There is an important principle: while commercial confidentiality should not be compromised, we should move to greater transparency to tackle the problems that lie behind what the right hon. Gentleman is saying. I agree with that and I think that there is common cause across the House that that is what we want to do. Clearly, getting a multinational standard will be the right result, but these things have to be led.
In summary, the new clause is part of the noble campaign that is supported across the House, to shine a light on the profit shifting, transfer pricing and tax haven abuse that is used to minimise tax liabilities.
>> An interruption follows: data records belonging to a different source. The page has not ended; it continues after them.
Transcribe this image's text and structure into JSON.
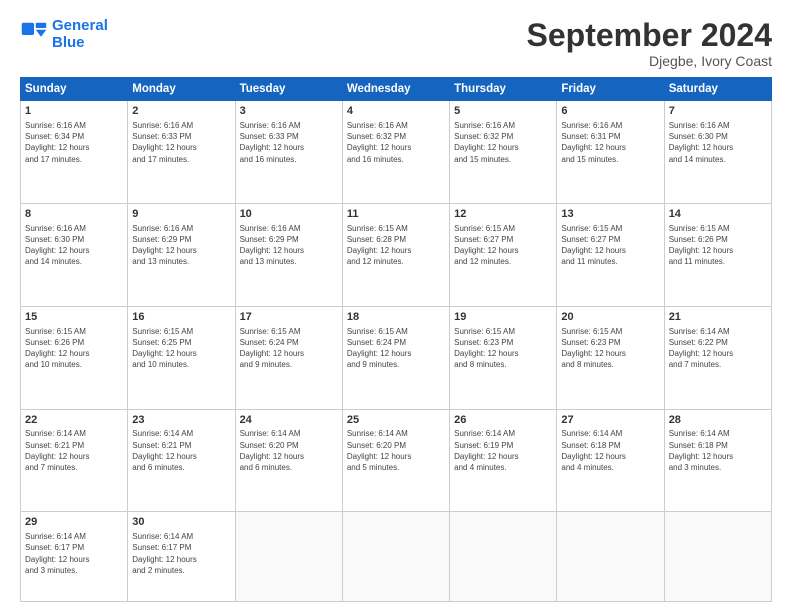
{
  "header": {
    "logo_line1": "General",
    "logo_line2": "Blue",
    "month": "September 2024",
    "location": "Djegbe, Ivory Coast"
  },
  "weekdays": [
    "Sunday",
    "Monday",
    "Tuesday",
    "Wednesday",
    "Thursday",
    "Friday",
    "Saturday"
  ],
  "weeks": [
    [
      {
        "day": "1",
        "info": "Sunrise: 6:16 AM\nSunset: 6:34 PM\nDaylight: 12 hours\nand 17 minutes."
      },
      {
        "day": "2",
        "info": "Sunrise: 6:16 AM\nSunset: 6:33 PM\nDaylight: 12 hours\nand 17 minutes."
      },
      {
        "day": "3",
        "info": "Sunrise: 6:16 AM\nSunset: 6:33 PM\nDaylight: 12 hours\nand 16 minutes."
      },
      {
        "day": "4",
        "info": "Sunrise: 6:16 AM\nSunset: 6:32 PM\nDaylight: 12 hours\nand 16 minutes."
      },
      {
        "day": "5",
        "info": "Sunrise: 6:16 AM\nSunset: 6:32 PM\nDaylight: 12 hours\nand 15 minutes."
      },
      {
        "day": "6",
        "info": "Sunrise: 6:16 AM\nSunset: 6:31 PM\nDaylight: 12 hours\nand 15 minutes."
      },
      {
        "day": "7",
        "info": "Sunrise: 6:16 AM\nSunset: 6:30 PM\nDaylight: 12 hours\nand 14 minutes."
      }
    ],
    [
      {
        "day": "8",
        "info": "Sunrise: 6:16 AM\nSunset: 6:30 PM\nDaylight: 12 hours\nand 14 minutes."
      },
      {
        "day": "9",
        "info": "Sunrise: 6:16 AM\nSunset: 6:29 PM\nDaylight: 12 hours\nand 13 minutes."
      },
      {
        "day": "10",
        "info": "Sunrise: 6:16 AM\nSunset: 6:29 PM\nDaylight: 12 hours\nand 13 minutes."
      },
      {
        "day": "11",
        "info": "Sunrise: 6:15 AM\nSunset: 6:28 PM\nDaylight: 12 hours\nand 12 minutes."
      },
      {
        "day": "12",
        "info": "Sunrise: 6:15 AM\nSunset: 6:27 PM\nDaylight: 12 hours\nand 12 minutes."
      },
      {
        "day": "13",
        "info": "Sunrise: 6:15 AM\nSunset: 6:27 PM\nDaylight: 12 hours\nand 11 minutes."
      },
      {
        "day": "14",
        "info": "Sunrise: 6:15 AM\nSunset: 6:26 PM\nDaylight: 12 hours\nand 11 minutes."
      }
    ],
    [
      {
        "day": "15",
        "info": "Sunrise: 6:15 AM\nSunset: 6:26 PM\nDaylight: 12 hours\nand 10 minutes."
      },
      {
        "day": "16",
        "info": "Sunrise: 6:15 AM\nSunset: 6:25 PM\nDaylight: 12 hours\nand 10 minutes."
      },
      {
        "day": "17",
        "info": "Sunrise: 6:15 AM\nSunset: 6:24 PM\nDaylight: 12 hours\nand 9 minutes."
      },
      {
        "day": "18",
        "info": "Sunrise: 6:15 AM\nSunset: 6:24 PM\nDaylight: 12 hours\nand 9 minutes."
      },
      {
        "day": "19",
        "info": "Sunrise: 6:15 AM\nSunset: 6:23 PM\nDaylight: 12 hours\nand 8 minutes."
      },
      {
        "day": "20",
        "info": "Sunrise: 6:15 AM\nSunset: 6:23 PM\nDaylight: 12 hours\nand 8 minutes."
      },
      {
        "day": "21",
        "info": "Sunrise: 6:14 AM\nSunset: 6:22 PM\nDaylight: 12 hours\nand 7 minutes."
      }
    ],
    [
      {
        "day": "22",
        "info": "Sunrise: 6:14 AM\nSunset: 6:21 PM\nDaylight: 12 hours\nand 7 minutes."
      },
      {
        "day": "23",
        "info": "Sunrise: 6:14 AM\nSunset: 6:21 PM\nDaylight: 12 hours\nand 6 minutes."
      },
      {
        "day": "24",
        "info": "Sunrise: 6:14 AM\nSunset: 6:20 PM\nDaylight: 12 hours\nand 6 minutes."
      },
      {
        "day": "25",
        "info": "Sunrise: 6:14 AM\nSunset: 6:20 PM\nDaylight: 12 hours\nand 5 minutes."
      },
      {
        "day": "26",
        "info": "Sunrise: 6:14 AM\nSunset: 6:19 PM\nDaylight: 12 hours\nand 4 minutes."
      },
      {
        "day": "27",
        "info": "Sunrise: 6:14 AM\nSunset: 6:18 PM\nDaylight: 12 hours\nand 4 minutes."
      },
      {
        "day": "28",
        "info": "Sunrise: 6:14 AM\nSunset: 6:18 PM\nDaylight: 12 hours\nand 3 minutes."
      }
    ],
    [
      {
        "day": "29",
        "info": "Sunrise: 6:14 AM\nSunset: 6:17 PM\nDaylight: 12 hours\nand 3 minutes."
      },
      {
        "day": "30",
        "info": "Sunrise: 6:14 AM\nSunset: 6:17 PM\nDaylight: 12 hours\nand 2 minutes."
      },
      {
        "day": "",
        "info": ""
      },
      {
        "day": "",
        "info": ""
      },
      {
        "day": "",
        "info": ""
      },
      {
        "day": "",
        "info": ""
      },
      {
        "day": "",
        "info": ""
      }
    ]
  ]
}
The House has already voted in favour of public country-by-country reporting through an amendment to the Finance Bill in 2016, which gave the Treasury the power to make the information public. My right hon. Friend the Financial Secretary will no doubt rely on the prayer of St Augustine, “O Lord, make me chaste, but not yet,” and argue that the UK would not want to implement this reform unilaterally, and he has already acknowledged, in a letter to the right hon. Member for Barking (Dame Margaret Hodge) dated 27 February this year, that a multinational agreement to do country-by-country reporting would be a good achievement, but I put it to him that that is too timid an approach.
As we contemplate Britain’s role post Brexit and we set out what we mean by global Britain, let my right hon. Friend stand tall, show leadership internationally, and follow the proud, confident example of David Cameron and George Osborne. Let global Britain lead by example, to the huge benefit of our domestic taxpayers and taxes, and for those in the poorest countries, whose mineral wealth is so often developed without their citizens reaping the benefits they should receive and that they deserve. This reform would be in the finest traditions of Britain’s past international development leadership, and I commend the new clause to the House.